Lott -- a Hall of Famer and noted philanthropist -- remains partners with Barton in a nonprofit, Champion Charities, that's raising money for a new brain cancer research center at UC San Francisco. A fundraiser last summer featured a number of gridiron greats, including Montana and Steve Young, who succeeded Montana as 49ers quarterback and also was an investor in Champion Ventures.
Barton, after a year with Capital Dynamics, founded Menlo Park-based H. Barton Asset Management, a $120 million fund that invests in venture-backed startups.
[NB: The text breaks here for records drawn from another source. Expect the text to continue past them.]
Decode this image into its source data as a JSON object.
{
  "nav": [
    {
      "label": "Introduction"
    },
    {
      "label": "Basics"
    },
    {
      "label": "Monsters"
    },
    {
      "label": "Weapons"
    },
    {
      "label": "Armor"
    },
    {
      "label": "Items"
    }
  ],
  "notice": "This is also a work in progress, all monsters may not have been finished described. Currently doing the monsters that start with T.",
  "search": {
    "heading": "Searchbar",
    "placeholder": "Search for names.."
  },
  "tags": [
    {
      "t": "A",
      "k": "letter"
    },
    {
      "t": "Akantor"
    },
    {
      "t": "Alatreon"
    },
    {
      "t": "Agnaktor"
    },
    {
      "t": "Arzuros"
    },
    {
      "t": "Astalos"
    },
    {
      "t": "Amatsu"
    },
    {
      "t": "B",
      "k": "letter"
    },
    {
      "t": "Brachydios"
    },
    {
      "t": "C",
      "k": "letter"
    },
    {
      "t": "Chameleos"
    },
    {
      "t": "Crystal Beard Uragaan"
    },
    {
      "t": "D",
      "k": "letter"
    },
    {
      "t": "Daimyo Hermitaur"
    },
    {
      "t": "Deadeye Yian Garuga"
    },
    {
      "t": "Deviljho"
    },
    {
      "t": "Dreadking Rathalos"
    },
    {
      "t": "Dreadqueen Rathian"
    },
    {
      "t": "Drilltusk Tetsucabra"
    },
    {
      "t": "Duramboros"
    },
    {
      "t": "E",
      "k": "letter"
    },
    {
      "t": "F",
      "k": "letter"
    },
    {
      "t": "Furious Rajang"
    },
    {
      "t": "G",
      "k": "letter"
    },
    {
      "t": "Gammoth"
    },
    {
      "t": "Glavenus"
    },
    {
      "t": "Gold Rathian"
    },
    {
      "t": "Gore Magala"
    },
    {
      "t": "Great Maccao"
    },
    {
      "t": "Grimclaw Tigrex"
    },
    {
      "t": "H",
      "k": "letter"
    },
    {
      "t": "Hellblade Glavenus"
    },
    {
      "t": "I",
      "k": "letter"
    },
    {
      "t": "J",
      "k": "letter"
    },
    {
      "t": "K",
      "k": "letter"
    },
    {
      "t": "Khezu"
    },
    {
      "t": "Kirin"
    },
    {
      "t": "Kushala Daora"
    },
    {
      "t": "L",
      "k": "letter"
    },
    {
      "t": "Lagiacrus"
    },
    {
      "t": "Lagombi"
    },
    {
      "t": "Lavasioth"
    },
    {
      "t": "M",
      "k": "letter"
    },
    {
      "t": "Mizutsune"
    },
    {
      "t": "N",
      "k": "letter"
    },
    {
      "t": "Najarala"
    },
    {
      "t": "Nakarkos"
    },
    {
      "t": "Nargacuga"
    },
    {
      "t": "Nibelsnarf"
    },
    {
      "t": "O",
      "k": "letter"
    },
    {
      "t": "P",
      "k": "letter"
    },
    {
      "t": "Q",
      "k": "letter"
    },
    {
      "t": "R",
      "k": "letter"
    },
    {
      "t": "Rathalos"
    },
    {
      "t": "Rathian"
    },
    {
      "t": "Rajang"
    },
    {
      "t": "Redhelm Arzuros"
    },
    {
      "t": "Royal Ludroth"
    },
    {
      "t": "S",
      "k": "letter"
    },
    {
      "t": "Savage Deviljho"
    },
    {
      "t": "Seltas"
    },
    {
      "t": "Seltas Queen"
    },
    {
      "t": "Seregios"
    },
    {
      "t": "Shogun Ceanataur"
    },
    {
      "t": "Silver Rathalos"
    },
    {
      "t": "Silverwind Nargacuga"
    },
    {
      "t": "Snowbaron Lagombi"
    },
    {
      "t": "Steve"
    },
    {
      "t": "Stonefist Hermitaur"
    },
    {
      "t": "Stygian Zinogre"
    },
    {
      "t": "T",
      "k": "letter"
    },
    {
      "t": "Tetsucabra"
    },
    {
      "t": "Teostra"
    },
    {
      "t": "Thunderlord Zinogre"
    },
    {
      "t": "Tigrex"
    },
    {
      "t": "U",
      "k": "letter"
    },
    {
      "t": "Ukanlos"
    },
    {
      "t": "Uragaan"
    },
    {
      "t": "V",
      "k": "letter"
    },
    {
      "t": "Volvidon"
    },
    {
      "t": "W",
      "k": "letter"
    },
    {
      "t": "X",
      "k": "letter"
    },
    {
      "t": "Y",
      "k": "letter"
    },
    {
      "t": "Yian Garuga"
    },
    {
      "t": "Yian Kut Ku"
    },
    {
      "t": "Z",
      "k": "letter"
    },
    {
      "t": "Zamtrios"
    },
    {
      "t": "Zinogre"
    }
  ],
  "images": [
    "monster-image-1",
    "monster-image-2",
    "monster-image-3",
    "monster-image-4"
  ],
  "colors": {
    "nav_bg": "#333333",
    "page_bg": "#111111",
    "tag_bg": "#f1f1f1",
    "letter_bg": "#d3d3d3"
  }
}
In 2011, he told Bloomberg News he accepted responsibility for the "rookie mistakes" that led to HRJ's collapse.
"My name was on the door," he said then, "so I'll take the hit."
Contact Peter Delevett at 408-271-3638. Follow him at Twitter.com/mercwiretap.
Big names, deep pockets
Here are some of the celebrity athletes and coaches who invested money in Champion Ventures/HRJ Capital:
Andre Agassi, tennis
Troy Aikman, football
Barry Bonds, baseball
Oscar De La Hoya, boxing
Tim Duncan, basketball
John Elway, football
Wayne Gretzky, hockey
Peyton Manning, football
Dan Marino, football
Rick Pitino, basketball
Jerry Rice, football
Source: Staff reporting
the hrj saga: a score card
The founders: Former 49ers Harris Barton and Ronnie Lott launched the investment firm in 1999; Joe Montana joined in 2003.
The limited partners: Pro athletes, college endowments and others put billions into HRJ's funds.
The new general partner: Capital Dynamics began managing the funds after HRJ's 2008 collapse.
The plaintiffs: Three ex-HRJ employees say Capital Dynamics and the funds in which the limited partners invested owe them tens of millions.